Producing honey for going on 50 years, Mike and Angelika Curtis' Eagle Point farm now has a sweet spot for sales.
The couple's Wild Bee Honey Farm opened the doors of its Oregon Bee Store last month but has more plans for stocking it with organic produce grown on the property. A new strawberry patch due for planting next week in front of the store will be ready for U-pickers later this summer.
What: Oregon Bee Store
When: Open from 10 a.m. to 6 p.m. Tuesday through Saturday through Dec. 23
Where: 14356 Highway 62, Eagle Point
For more information: See www.oregonbeestore.com or call 541-826-7621.
"It's always gonna get bigger and bigger," says Angelika Curtis.
Fashioned from an old farm stand, the store boasts original pole-barn ceiling beams juxtaposed against shiny, new corrugated steel. The inventory is small, with more shelves and cases due to showcase a variety of farm goods. Front and center are jars and vials of honey, as well as handmade beeswax candles.
The merits of local, raw honey have become more recognized in health and gourmet circles, says Mike Curtis. Wild Bee Honey retains traces of beeswax and pollen while many commercial brands have been filtered, pasteurized, even diluted with water, says Curtis. Unbeknownst to many consumers, he adds, much of the country's honey comes from China.
Oregon Bee Store does sell a bit of honey produced in neighboring states and packed into honey sticks, and Angelika Curtis mingles other beekeepers' wax in her candles. But Wild Bee's 400 to 500 hives generate more than 12,500 pounds of honey annually, says Mike Curtis.
Food 4 Less, Ashland Food Co-op, Big R and Grange Coop stores stock Wild Bee Honey, and the Curtises are vendors at Rogue Valley Growers & Crafters Market, which accounts for about half the farm's income, says Mike Curtis.
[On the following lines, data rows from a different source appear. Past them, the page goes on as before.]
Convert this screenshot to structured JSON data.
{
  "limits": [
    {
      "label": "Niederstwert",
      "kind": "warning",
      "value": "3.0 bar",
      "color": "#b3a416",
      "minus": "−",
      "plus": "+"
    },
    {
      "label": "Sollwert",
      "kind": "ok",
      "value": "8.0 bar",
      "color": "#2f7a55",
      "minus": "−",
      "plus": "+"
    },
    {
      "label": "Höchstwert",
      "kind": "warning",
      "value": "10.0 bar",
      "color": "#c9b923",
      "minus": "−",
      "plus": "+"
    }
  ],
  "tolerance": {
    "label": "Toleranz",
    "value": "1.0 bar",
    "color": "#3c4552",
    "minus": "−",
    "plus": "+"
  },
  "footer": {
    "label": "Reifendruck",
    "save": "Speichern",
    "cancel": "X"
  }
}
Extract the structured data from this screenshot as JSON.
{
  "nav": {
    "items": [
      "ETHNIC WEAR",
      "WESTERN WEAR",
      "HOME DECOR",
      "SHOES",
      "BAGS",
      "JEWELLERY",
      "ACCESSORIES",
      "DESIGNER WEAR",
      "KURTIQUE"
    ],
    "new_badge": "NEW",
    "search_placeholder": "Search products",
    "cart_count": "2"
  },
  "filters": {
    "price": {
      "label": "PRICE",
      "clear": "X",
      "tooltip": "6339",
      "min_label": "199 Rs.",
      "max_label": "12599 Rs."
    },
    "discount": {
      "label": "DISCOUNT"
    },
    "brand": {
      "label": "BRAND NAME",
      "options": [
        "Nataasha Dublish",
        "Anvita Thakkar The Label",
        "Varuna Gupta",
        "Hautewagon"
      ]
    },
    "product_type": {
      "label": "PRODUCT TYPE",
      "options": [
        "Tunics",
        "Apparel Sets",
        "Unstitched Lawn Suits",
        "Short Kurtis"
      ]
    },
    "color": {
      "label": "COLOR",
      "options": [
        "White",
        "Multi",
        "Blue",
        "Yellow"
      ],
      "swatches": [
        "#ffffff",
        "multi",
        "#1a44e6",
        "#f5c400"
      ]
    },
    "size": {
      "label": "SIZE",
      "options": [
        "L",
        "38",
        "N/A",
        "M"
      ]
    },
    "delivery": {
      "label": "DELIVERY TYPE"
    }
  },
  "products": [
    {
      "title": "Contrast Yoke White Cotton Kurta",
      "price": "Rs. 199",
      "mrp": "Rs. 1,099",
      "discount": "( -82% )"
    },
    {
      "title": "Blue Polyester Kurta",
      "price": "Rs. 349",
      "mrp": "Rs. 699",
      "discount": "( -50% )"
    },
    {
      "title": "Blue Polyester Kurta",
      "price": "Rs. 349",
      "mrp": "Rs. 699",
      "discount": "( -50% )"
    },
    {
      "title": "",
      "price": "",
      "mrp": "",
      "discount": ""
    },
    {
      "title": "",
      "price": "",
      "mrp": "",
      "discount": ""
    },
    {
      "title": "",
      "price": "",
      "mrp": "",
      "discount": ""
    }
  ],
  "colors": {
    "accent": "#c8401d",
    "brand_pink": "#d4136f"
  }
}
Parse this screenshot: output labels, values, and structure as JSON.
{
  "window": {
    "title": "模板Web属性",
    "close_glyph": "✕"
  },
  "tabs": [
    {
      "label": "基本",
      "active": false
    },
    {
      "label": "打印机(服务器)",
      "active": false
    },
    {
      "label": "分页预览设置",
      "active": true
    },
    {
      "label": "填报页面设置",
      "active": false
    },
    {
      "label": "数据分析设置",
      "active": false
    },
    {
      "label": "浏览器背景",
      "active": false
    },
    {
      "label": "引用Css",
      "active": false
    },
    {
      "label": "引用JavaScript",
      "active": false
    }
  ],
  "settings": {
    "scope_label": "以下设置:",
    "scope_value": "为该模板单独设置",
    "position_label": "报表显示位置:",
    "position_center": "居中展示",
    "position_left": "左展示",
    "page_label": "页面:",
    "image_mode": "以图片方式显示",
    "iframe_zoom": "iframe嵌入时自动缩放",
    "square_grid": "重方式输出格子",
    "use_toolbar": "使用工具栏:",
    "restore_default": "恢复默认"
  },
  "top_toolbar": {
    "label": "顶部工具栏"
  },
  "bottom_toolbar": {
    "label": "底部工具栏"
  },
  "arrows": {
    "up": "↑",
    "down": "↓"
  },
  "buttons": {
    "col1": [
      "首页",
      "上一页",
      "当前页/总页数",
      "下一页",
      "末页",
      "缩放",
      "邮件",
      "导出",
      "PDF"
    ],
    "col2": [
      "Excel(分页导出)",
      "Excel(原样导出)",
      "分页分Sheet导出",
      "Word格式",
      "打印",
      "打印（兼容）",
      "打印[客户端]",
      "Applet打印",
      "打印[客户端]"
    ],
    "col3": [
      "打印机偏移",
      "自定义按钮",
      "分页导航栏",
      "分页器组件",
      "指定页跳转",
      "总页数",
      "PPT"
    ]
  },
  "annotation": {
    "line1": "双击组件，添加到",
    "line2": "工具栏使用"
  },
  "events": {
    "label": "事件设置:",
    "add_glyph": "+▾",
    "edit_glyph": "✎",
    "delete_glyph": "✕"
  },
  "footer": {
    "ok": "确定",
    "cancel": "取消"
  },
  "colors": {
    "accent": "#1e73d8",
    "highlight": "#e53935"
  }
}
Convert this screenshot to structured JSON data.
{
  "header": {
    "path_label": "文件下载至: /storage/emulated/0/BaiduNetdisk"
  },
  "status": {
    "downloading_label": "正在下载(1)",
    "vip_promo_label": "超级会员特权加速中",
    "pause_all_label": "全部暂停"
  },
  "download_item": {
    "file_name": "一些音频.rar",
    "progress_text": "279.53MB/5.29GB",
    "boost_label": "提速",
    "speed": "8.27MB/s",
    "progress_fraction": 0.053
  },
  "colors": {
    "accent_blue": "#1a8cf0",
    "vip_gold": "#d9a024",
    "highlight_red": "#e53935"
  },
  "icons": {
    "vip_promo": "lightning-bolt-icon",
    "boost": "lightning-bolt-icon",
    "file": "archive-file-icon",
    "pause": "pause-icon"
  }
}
Often selling out in just a couple of hours, strawberries are Wild Bee's other signature item. The Curtises specialize in ever-bearing varieties to ensure May harvest — usually the earliest locally — a second wave in July, then a final push in September. But a new greenhouse funded with a government grant will yield strawberries as early as April and extend the season into November, says Angelika Curtis.
And after a lapse of several years, the Curtises are trying to build their U-pick strawberry business. The U-pick cost is $1.65 per pound compared with $2.75 per pint of picked berries.
Coolers in Oregon Bee Store will showcase the berries, along with other produce, including next year's cherries and almonds from trees planted about four years ago. Wild Bee used to be certified organic by Oregon Tilth but let its certification lapse because customers didn't seem to care as much about it as they used to, says Mike Curtis.
"They feel they can trust you."
People do care much more about the bees, themselves, says Curtis. Honeybee die-offs around the country have spurred interest in hobbyist beekeeping. The Curtises responded by stocking Oregon Bee Store with beekeeping supplies and hosting classes from 9 a.m. to noon Saturdays throughout the summer. The cost is $20, and participants actually get their hands in the hives, says Mike Curtis.
"It's just more of a service ... and then people can ask questions," he says.
Although Wild Bee has sold starter hives for 15 years, the buzz around beekeeping has "just exploded" in the past two years, says Curtis. Suddenly, "save the bees" is a popular cause, he says.
"If you're a beekeeper, now you're something."
Reach Food Editor Sarah Lemon at 541-776-4487 or email firstname.lastname@example.org.